“To ensure that the utility sector, made up of companies with one of the highest union densities in the United States, can compete on a level playing field with other power providers using little if any union labor, investment and production tax equity will be needed. For large, high-voltage transmission lines to be built out, we would be handicapping ourselves if utilities are not able to compete to build these projects, thereby raising costs for customers, slowing high-road job creation, and limiting technology innovation.

“In order to achieve the carbon reduction goals set out by Congress and the White House, widespread and significant major capital investments will be required by utilities over the next several years to achieve our clean energy goals. It is important that this be done to the greatest degree possible with the type of high road jobs created through the use of a unionized workforce, as is found among regulated utilities, where workers who have the best expertise and training build, operate and maintain the infrastructure that powers America.

“By providing utilities equitable tax treatment with non-utility power providers, union members – including our members – can continue to play a significant role in assuring that consumers have the benefit of new clean energy generation at low-cost while bringing reliability and resilience to the grid. The partnerships we have built with regulated utilities have been reducing carbon emissions from the electric power sector to their lowest level in more than forty years.

“In summary, although workforces and communities will doubtless face many challenges as the manner in which we generate power evolves, we also see reason for optimism as the future workforce – including our members – gear up for what’s coming next. Energy sources including fossil energy with carbon capture technology and existing nuclear plants, combined with renewables and next generation nuclear power are an engineering response to the climate and energy challenges we all collectively face.

“If the future of power generation is tech neutral, as we believe, nothing is more integral, nor more tech neutral, than the transmission systems – the energy highways – that will carry the electrons from every power source to load centers around America.  Transmission systems keep the lights on, and keep the economy functioning. Nothing is more fundamental to the health and growth of the nation than investing in these systems, as well as the workforces and communities that rely on them for jobs, revenue and security.

“We thank you for the opportunity to be a part of today’s proceedings and look forward to working with the Committee as we move boldly into the future.”


Chartered in 1945, the Utility Workers Union of America (UWUA), AFL-CIO represents around 50,000 active members employed in America’s utility sectors including the electric, gas, water, and related professional and service industries.

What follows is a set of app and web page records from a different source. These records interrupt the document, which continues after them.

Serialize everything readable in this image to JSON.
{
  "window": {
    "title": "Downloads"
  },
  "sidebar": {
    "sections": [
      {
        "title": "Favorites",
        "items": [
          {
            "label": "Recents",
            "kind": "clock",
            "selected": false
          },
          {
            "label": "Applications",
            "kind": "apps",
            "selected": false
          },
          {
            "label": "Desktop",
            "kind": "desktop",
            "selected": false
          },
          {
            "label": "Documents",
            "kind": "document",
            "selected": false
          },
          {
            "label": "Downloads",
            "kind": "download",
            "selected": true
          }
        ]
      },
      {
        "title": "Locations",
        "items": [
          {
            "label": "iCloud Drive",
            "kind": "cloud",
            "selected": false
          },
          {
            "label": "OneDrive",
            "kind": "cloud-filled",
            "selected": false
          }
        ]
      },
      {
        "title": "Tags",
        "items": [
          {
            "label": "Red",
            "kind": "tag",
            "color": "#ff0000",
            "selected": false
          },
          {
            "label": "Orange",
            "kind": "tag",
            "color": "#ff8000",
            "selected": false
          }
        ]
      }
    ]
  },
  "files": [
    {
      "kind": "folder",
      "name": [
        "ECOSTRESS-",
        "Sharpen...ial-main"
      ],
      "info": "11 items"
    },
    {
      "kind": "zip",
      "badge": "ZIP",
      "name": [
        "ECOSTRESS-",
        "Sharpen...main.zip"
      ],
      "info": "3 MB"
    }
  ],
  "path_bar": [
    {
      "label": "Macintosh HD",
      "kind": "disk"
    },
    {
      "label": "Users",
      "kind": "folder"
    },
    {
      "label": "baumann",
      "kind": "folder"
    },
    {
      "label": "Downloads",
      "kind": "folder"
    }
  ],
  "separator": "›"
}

James Slevin is the UWUA’s National President. For more information visit https://uwua.net.